Slammin' Rap, the latest volume of an ongoing music ''magazine'' on videocassette starts out interestingly enough. An energetic L.L. Cool J discusses the importance of business savvy in an industry fueled by hype; he's followed by short segments on Schoolly D, an aggressively street- wise rapper from Philly, and Eric B. and Rakim, a New York duo who treat us to an a cappella rap. But it quickly degenerates, making the shortcomings of fanzines all too clear. There are long sequences of self-indulgent horsing around, the amateurish feel of wobbly camcorders and haphazard editing, and the distinct odor of self-promotion not to mention moronic sound bites from the likes of Hoes Wit Attitude, a dreadful trio of female rappers in spiked heels and string bikinis who proclaim: ''We're not selling sex, we're selling sexy!''
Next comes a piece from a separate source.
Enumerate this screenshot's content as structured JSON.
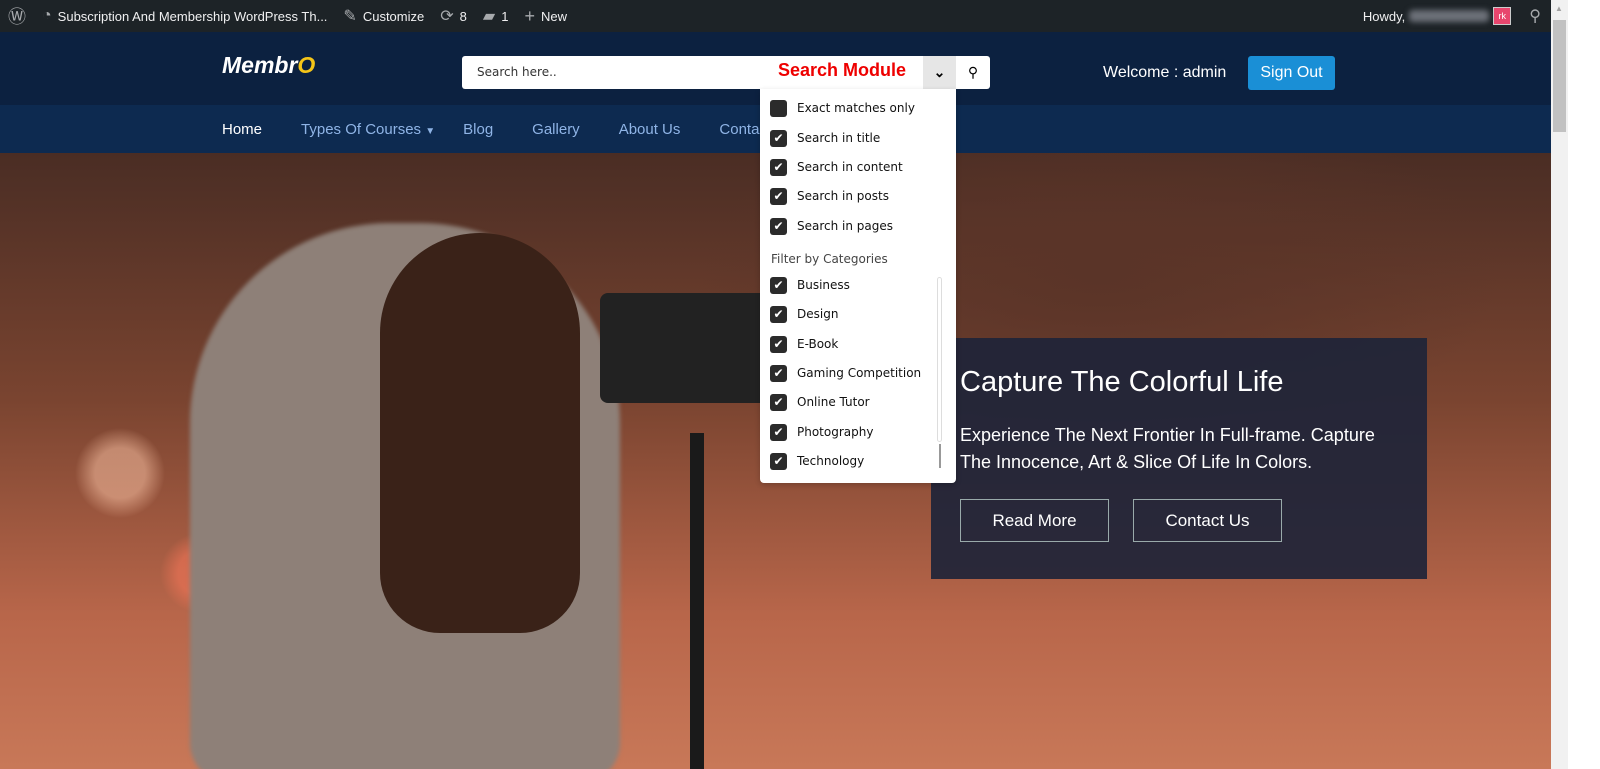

For hard-core fans and avid observers of hip-hop culture, this 60-minute commercial is varied enough to be watchable. But compared with a well-done primer like PBS' recent Rap City Rhapsody (which is not yet available on video), Slammin' Rap really does deserve a slam. D